Data extracted from a collection>
# # # #
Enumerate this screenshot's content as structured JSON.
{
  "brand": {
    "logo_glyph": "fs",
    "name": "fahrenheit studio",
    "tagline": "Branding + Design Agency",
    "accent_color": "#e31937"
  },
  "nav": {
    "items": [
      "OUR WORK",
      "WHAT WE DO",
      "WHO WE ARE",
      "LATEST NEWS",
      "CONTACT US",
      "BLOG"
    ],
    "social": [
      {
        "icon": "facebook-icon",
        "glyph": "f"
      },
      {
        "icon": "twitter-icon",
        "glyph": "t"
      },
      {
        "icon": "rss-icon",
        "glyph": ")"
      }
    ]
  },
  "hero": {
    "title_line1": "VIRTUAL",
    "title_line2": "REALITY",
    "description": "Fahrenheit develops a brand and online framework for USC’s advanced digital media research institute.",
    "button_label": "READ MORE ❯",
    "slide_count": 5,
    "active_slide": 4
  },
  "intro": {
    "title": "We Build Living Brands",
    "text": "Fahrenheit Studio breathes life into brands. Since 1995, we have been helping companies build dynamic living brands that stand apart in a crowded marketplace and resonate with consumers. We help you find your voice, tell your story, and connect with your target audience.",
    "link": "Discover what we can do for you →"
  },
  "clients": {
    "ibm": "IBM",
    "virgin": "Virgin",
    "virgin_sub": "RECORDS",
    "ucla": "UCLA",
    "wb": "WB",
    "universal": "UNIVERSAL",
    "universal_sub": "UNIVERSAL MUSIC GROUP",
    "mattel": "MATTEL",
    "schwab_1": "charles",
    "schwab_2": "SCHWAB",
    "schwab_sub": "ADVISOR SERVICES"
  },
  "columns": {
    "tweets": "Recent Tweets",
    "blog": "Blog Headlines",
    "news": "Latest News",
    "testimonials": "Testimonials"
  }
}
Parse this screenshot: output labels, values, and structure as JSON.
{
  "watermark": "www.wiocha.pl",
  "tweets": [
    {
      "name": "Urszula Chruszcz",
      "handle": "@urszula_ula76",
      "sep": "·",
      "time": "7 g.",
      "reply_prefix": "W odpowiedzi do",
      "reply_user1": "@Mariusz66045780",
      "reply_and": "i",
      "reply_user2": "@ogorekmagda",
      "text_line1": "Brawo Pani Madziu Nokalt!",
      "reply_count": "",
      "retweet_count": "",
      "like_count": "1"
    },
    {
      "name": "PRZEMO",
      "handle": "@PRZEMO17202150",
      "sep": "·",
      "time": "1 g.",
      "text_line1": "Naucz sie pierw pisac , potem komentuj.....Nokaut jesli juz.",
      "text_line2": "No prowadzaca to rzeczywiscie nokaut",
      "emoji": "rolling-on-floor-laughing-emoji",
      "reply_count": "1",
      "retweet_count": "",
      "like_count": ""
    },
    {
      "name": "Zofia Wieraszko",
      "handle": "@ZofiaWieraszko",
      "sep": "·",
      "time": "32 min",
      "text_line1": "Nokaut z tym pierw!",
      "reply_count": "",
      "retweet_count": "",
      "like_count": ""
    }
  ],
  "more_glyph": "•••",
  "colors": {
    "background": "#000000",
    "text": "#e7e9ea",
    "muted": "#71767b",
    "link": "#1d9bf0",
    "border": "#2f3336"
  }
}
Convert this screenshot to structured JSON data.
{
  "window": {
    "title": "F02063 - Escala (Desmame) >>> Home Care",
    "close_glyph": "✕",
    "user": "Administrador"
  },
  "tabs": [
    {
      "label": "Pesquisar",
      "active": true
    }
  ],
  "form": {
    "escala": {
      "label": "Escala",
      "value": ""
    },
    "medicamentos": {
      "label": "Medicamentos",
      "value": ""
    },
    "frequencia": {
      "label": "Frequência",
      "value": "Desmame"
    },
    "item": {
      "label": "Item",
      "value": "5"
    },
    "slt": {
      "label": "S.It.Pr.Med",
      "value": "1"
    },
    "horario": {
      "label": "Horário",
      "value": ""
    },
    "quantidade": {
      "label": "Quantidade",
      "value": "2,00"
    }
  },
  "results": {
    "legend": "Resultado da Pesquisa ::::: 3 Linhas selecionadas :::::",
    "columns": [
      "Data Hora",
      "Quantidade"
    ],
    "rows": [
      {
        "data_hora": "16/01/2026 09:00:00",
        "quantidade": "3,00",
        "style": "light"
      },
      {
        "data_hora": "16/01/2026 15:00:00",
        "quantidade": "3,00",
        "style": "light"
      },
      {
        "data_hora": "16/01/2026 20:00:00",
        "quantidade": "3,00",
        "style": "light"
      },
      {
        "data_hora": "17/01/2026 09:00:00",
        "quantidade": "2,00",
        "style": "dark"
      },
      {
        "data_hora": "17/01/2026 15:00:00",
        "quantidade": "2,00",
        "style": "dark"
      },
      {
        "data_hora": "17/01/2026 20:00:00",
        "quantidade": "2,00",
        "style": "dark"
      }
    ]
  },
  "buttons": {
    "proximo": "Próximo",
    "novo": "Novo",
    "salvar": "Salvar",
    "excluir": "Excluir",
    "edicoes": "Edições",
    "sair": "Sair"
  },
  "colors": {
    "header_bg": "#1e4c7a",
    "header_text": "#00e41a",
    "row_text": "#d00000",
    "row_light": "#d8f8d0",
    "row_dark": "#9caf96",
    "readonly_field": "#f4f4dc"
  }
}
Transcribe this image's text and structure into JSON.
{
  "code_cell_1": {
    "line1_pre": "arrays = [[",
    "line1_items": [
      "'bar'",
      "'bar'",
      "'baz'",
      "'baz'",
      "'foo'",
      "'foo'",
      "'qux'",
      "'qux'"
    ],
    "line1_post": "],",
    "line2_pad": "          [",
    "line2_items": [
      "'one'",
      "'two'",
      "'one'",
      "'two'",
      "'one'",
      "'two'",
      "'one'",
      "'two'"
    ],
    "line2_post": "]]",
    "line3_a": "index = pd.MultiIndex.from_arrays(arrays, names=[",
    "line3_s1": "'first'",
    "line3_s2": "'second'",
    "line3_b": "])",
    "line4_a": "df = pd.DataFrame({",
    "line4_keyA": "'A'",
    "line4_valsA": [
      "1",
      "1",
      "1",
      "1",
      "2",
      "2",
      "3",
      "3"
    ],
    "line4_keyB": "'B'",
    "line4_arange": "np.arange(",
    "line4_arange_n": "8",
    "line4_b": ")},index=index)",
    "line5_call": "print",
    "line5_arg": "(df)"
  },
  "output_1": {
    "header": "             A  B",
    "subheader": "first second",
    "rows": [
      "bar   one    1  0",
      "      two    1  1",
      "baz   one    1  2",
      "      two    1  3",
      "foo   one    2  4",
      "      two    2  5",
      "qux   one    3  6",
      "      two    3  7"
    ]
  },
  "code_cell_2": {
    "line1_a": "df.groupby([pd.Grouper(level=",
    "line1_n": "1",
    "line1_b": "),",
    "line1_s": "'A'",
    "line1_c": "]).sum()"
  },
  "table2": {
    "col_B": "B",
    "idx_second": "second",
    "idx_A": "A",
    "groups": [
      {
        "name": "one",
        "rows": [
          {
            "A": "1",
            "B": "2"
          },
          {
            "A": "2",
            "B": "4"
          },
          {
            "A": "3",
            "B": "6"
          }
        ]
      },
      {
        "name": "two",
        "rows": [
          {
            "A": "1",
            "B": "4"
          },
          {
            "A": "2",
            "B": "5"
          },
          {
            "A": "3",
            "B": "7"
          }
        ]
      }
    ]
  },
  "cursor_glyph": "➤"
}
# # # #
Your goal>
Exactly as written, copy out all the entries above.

Answer to this task>
Enumerate this screenshot's content as structured JSON.
{
  "brand": {
    "logo_glyph": "fs",
    "name": "fahrenheit studio",
    "tagline": "Branding + Design Agency",
    "accent_color": "#e31937"
  },
  "nav": {
    "items": [
      "OUR WORK",
      "WHAT WE DO",
      "WHO WE ARE",
      "LATEST NEWS",
      "CONTACT US",
      "BLOG"
    ],
    "social": [
      {
        "icon": "facebook-icon",
        "glyph": "f"
      },
      {
        "icon": "twitter-icon",
        "glyph": "t"
      },
      {
        "icon": "rss-icon",
        "glyph": ")"
      }
    ]
  },
  "hero": {
    "title_line1": "VIRTUAL",
    "title_line2": "REALITY",
    "description": "Fahrenheit develops a brand and online framework for USC’s advanced digital media research institute.",
    "button_label": "READ MORE ❯",
    "slide_count": 5,
    "active_slide": 4
  },
  "intro": {
    "title": "We Build Living Brands",
    "text": "Fahrenheit Studio breathes life into brands. Since 1995, we have been helping companies build dynamic living brands that stand apart in a crowded marketplace and resonate with consumers. We help you find your voice, tell your story, and connect with your target audience.",
    "link": "Discover what we can do for you →"
  },
  "clients": {
    "ibm": "IBM",
    "virgin": "Virgin",
    "virgin_sub": "RECORDS",
    "ucla": "UCLA",
    "wb": "WB",
    "universal": "UNIVERSAL",
    "universal_sub": "UNIVERSAL MUSIC GROUP",
    "mattel": "MATTEL",
    "schwab_1": "charles",
    "schwab_2": "SCHWAB",
    "schwab_sub": "ADVISOR SERVICES"
  },
  "columns": {
    "tweets": "Recent Tweets",
    "blog": "Blog Headlines",
    "news": "Latest News",
    "testimonials": "Testimonials"
  }
}
Parse this screenshot: output labels, values, and structure as JSON.
{
  "watermark": "www.wiocha.pl",
  "tweets": [
    {
      "name": "Urszula Chruszcz",
      "handle": "@urszula_ula76",
      "sep": "·",
      "time": "7 g.",
      "reply_prefix": "W odpowiedzi do",
      "reply_user1": "@Mariusz66045780",
      "reply_and": "i",
      "reply_user2": "@ogorekmagda",
      "text_line1": "Brawo Pani Madziu Nokalt!",
      "reply_count": "",
      "retweet_count": "",
      "like_count": "1"
    },
    {
      "name": "PRZEMO",
      "handle": "@PRZEMO17202150",
      "sep": "·",
      "time": "1 g.",
      "text_line1": "Naucz sie pierw pisac , potem komentuj.....Nokaut jesli juz.",
      "text_line2": "No prowadzaca to rzeczywiscie nokaut",
      "emoji": "rolling-on-floor-laughing-emoji",
      "reply_count": "1",
      "retweet_count": "",
      "like_count": ""
    },
    {
      "name": "Zofia Wieraszko",
      "handle": "@ZofiaWieraszko",
      "sep": "·",
      "time": "32 min",
      "text_line1": "Nokaut z tym pierw!",
      "reply_count": "",
      "retweet_count": "",
      "like_count": ""
    }
  ],
  "more_glyph": "•••",
  "colors": {
    "background": "#000000",
    "text": "#e7e9ea",
    "muted": "#71767b",
    "link": "#1d9bf0",
    "border": "#2f3336"
  }
}
Convert this screenshot to structured JSON data.
{
  "window": {
    "title": "F02063 - Escala (Desmame) >>> Home Care",
    "close_glyph": "✕",
    "user": "Administrador"
  },
  "tabs": [
    {
      "label": "Pesquisar",
      "active": true
    }
  ],
  "form": {
    "escala": {
      "label": "Escala",
      "value": ""
    },
    "medicamentos": {
      "label": "Medicamentos",
      "value": ""
    },
    "frequencia": {
      "label": "Frequência",
      "value": "Desmame"
    },
    "item": {
      "label": "Item",
      "value": "5"
    },
    "slt": {
      "label": "S.It.Pr.Med",
      "value": "1"
    },
    "horario": {
      "label": "Horário",
      "value": ""
    },
    "quantidade": {
      "label": "Quantidade",
      "value": "2,00"
    }
  },
  "results": {
    "legend": "Resultado da Pesquisa ::::: 3 Linhas selecionadas :::::",
    "columns": [
      "Data Hora",
      "Quantidade"
    ],
    "rows": [
      {
        "data_hora": "16/01/2026 09:00:00",
        "quantidade": "3,00",
        "style": "light"
      },
      {
        "data_hora": "16/01/2026 15:00:00",
        "quantidade": "3,00",
        "style": "light"
      },
      {
        "data_hora": "16/01/2026 20:00:00",
        "quantidade": "3,00",
        "style": "light"
      },
      {
        "data_hora": "17/01/2026 09:00:00",
        "quantidade": "2,00",
        "style": "dark"
      },
      {
        "data_hora": "17/01/2026 15:00:00",
        "quantidade": "2,00",
        "style": "dark"
      },
      {
        "data_hora": "17/01/2026 20:00:00",
        "quantidade": "2,00",
        "style": "dark"
      }
    ]
  },
  "buttons": {
    "proximo": "Próximo",
    "novo": "Novo",
    "salvar": "Salvar",
    "excluir": "Excluir",
    "edicoes": "Edições",
    "sair": "Sair"
  },
  "colors": {
    "header_bg": "#1e4c7a",
    "header_text": "#00e41a",
    "row_text": "#d00000",
    "row_light": "#d8f8d0",
    "row_dark": "#9caf96",
    "readonly_field": "#f4f4dc"
  }
}
Transcribe this image's text and structure into JSON.
{
  "code_cell_1": {
    "line1_pre": "arrays = [[",
    "line1_items": [
      "'bar'",
      "'bar'",
      "'baz'",
      "'baz'",
      "'foo'",
      "'foo'",
      "'qux'",
      "'qux'"
    ],
    "line1_post": "],",
    "line2_pad": "          [",
    "line2_items": [
      "'one'",
      "'two'",
      "'one'",
      "'two'",
      "'one'",
      "'two'",
      "'one'",
      "'two'"
    ],
    "line2_post": "]]",
    "line3_a": "index = pd.MultiIndex.from_arrays(arrays, names=[",
    "line3_s1": "'first'",
    "line3_s2": "'second'",
    "line3_b": "])",
    "line4_a": "df = pd.DataFrame({",
    "line4_keyA": "'A'",
    "line4_valsA": [
      "1",
      "1",
      "1",
      "1",
      "2",
      "2",
      "3",
      "3"
    ],
    "line4_keyB": "'B'",
    "line4_arange": "np.arange(",
    "line4_arange_n": "8",
    "line4_b": ")},index=index)",
    "line5_call": "print",
    "line5_arg": "(df)"
  },
  "output_1": {
    "header": "             A  B",
    "subheader": "first second",
    "rows": [
      "bar   one    1  0",
      "      two    1  1",
      "baz   one    1  2",
      "      two    1  3",
      "foo   one    2  4",
      "      two    2  5",
      "qux   one    3  6",
      "      two    3  7"
    ]
  },
  "code_cell_2": {
    "line1_a": "df.groupby([pd.Grouper(level=",
    "line1_n": "1",
    "line1_b": "),",
    "line1_s": "'A'",
    "line1_c": "]).sum()"
  },
  "table2": {
    "col_B": "B",
    "idx_second": "second",
    "idx_A": "A",
    "groups": [
      {
        "name": "one",
        "rows": [
          {
            "A": "1",
            "B": "2"
          },
          {
            "A": "2",
            "B": "4"
          },
          {
            "A": "3",
            "B": "6"
          }
        ]
      },
      {
        "name": "two",
        "rows": [
          {
            "A": "1",
            "B": "4"
          },
          {
            "A": "2",
            "B": "5"
          },
          {
            "A": "3",
            "B": "7"
          }
        ]
      }
    ]
  },
  "cursor_glyph": "➤"
}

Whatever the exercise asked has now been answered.